The unique stage of Casbah, the story of Pépé and his allies, mostly the occupied Algerians against the French occupiers, and a poetic realistic script needed a great chef or director to make a classic on the silver screen for years to last and for adaptation, cinematic example and influence on so many filmmakers. Julien Duvivier achieved this great with a poetic imagery and the assistance of his cinematographers, Marc Rossard and Jules Kruger.

From the start, while Casbah is described documentarily, the camera with its fit panoramic and close-up shots with all angles, intertwines well with the script. That is how from the first scene, the viewer recognizes the influence and many adaptations of the film in many others, from “Casablanca”, to “The Third man”, “French connection”, “Frantic” and even the most recent thriller and action films such as “The Bourns” and “Taken” series. Specially the chases in the sophisticated maze streets and alleys of Casbah, with bottom-up angle shots to up-down angle shots from the roofs would surprise the viewers and the present students of film and the today’s filmmakers of such thrilling and artistic creation in 1937.

When it comes to the depiction of feelings as the film is a melodrama as well, the close-up shots of faces, eyes to eyes with freezing frames, unusual for its time, then copied and replicated for years to come by others, are more proof for recognition of the film as a classic and as one of the greatest films of all time.

The film originally a detective one, becomes a thriller, then action, a gangster story, melodrama and even musical when all the local women in town seeing Pépé happy in love with Gaby, sing and dance along with him. The scenes of Regis, the local spy played by Fernand Cahrpin, who leads to the shooting and finally the death of Pépé’s young companion, being cornered by Pépé and his gangster allies remind us of many future gangster and mafia films with similar scenes, but without their violence and blood shed. The madness of Pépé after the death of his young companion, reminds us of classic scenes of films such as “On the waterfront” of Elia Kazan with Marlon Brando, to just mention an example.    


In closing remarks “Pépé le Moko” one more time will be redefined based on the following criteria:  

  1. Originality:Pépé le Moko” is original in its classic thriller with flavors of poetic realism, melodrama, action and even musical. The film is original for many detective film of the future to follow its footsteps, in regard with chasing, its special stage with narrow streets and alleys, different angle shots, close-up shots, etc. This classis is original in using some poetry in the script while being a simple thief chasing film.
  2. Technicality: The technicality of “Pépé le Moko” is in its poetic script, its dialogue, all the camera works, the set design and choice that creates the right thrills, the freezing frames, close up faces, eyes to eyes and so more that needs to be studied frame by frame.
  3. Impact Factor:Pépé le Moko” has had such impact factor unlike not many other films even some great classics.
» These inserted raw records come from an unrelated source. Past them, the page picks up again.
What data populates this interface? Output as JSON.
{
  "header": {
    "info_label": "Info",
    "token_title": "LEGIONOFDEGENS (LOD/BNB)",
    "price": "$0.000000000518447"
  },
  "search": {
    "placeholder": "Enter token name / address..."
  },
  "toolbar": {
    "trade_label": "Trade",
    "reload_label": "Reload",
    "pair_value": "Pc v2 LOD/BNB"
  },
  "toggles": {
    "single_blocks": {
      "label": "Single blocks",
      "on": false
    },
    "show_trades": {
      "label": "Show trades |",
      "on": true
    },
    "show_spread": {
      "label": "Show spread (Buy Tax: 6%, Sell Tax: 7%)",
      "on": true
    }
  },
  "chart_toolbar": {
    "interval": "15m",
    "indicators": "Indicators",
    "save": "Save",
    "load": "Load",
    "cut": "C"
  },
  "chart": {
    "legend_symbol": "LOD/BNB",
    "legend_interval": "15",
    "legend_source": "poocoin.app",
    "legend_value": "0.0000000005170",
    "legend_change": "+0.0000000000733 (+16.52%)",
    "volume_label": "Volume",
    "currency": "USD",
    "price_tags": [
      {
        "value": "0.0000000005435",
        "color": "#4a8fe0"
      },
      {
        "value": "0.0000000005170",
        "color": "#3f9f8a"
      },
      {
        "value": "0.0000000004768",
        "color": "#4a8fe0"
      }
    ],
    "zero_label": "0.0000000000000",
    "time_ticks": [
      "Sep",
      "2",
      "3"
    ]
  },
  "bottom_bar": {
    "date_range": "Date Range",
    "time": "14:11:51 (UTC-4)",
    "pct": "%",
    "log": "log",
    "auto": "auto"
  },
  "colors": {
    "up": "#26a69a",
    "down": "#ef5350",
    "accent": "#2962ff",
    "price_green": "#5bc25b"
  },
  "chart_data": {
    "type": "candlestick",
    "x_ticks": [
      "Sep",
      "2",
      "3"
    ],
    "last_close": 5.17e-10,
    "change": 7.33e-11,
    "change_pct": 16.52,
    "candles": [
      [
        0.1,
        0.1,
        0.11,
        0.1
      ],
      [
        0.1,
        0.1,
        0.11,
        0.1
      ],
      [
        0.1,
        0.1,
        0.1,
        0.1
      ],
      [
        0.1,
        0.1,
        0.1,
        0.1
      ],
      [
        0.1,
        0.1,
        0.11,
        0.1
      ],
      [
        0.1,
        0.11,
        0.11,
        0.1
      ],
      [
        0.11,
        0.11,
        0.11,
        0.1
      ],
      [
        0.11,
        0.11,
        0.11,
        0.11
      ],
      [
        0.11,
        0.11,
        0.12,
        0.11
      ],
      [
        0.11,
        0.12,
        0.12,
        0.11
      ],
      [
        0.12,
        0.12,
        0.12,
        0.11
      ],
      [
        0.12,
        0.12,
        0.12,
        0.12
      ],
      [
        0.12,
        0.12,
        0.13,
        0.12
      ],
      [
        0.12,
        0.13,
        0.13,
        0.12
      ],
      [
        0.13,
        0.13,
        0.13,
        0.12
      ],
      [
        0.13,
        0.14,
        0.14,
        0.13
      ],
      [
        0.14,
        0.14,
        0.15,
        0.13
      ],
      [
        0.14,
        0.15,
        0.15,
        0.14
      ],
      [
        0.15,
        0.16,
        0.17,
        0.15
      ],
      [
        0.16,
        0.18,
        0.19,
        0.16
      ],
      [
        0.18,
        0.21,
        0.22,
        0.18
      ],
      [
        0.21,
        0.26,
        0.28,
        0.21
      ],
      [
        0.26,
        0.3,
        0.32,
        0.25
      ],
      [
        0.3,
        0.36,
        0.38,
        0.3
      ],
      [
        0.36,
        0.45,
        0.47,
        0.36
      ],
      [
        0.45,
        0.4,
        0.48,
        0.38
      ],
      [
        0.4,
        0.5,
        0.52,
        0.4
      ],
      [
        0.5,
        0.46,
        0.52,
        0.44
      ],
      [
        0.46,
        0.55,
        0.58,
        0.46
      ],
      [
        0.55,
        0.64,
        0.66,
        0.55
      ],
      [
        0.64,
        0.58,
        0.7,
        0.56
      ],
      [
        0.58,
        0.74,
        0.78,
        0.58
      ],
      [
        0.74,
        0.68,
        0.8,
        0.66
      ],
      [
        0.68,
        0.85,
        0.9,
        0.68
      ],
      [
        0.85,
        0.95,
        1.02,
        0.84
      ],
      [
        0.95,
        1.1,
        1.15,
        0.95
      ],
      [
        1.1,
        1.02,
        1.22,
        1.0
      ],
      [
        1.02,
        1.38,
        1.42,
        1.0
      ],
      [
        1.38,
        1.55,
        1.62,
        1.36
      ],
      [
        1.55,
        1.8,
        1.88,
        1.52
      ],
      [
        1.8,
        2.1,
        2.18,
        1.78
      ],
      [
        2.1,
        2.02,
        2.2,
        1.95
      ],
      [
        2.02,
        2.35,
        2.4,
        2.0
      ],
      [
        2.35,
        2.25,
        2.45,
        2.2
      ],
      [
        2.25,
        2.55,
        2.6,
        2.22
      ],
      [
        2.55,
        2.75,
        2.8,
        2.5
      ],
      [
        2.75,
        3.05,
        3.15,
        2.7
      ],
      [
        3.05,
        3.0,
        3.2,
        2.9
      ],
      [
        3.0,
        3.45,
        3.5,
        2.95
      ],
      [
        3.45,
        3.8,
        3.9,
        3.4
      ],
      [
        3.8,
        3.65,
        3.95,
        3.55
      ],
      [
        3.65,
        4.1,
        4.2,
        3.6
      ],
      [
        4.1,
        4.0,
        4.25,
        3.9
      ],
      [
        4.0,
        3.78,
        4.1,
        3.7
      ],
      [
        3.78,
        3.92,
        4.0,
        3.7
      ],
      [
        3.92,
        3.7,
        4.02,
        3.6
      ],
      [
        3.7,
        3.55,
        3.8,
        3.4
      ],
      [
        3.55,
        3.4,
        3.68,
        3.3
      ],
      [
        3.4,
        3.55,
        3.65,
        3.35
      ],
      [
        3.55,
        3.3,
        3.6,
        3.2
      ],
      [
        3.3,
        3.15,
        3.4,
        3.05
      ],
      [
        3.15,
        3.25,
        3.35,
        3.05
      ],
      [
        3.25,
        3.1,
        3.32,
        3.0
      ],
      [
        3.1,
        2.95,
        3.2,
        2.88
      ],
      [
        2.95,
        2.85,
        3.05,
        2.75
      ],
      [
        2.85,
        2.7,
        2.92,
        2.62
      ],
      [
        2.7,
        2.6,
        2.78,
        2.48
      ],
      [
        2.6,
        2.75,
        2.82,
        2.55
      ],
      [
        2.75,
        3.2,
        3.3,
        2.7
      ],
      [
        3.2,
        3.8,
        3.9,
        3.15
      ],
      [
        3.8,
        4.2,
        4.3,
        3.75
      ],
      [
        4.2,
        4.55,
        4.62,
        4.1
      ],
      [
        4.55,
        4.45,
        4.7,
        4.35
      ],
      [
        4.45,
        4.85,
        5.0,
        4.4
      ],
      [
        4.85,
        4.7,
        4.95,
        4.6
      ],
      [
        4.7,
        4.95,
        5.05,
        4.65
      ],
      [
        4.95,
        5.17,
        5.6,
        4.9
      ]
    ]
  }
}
Its impact has not been only on the number of other future films but the high quality films, great filmmakers and even screen writers, such as Graham Greene, Carol Reed, Orson Welles, Elia Kazan, Roman Polansky and more. The film was quickly remade in US under the title of “Algiers” a year later in 1938 directed by John Cromwell. It was again remade by Universals in 1948 under the title of “Casbah” a musical film noir by John Berry. Despite all these as mentioned earlier, this great classic has been rarely recognized on many great films list. This is a true testimony of how poor, biased and unreliable are such lists.
  4. Survival:Pépé le Moko” has survived well to this day, through its many adaptatiosn and impact that it has had on other films and filmmakers. The film despite being a black and white from 80 years ago could still be watched, enjoyed, thrilled and appreciated.


Leave a Reply

Your email address will not be published.

A new Cinema site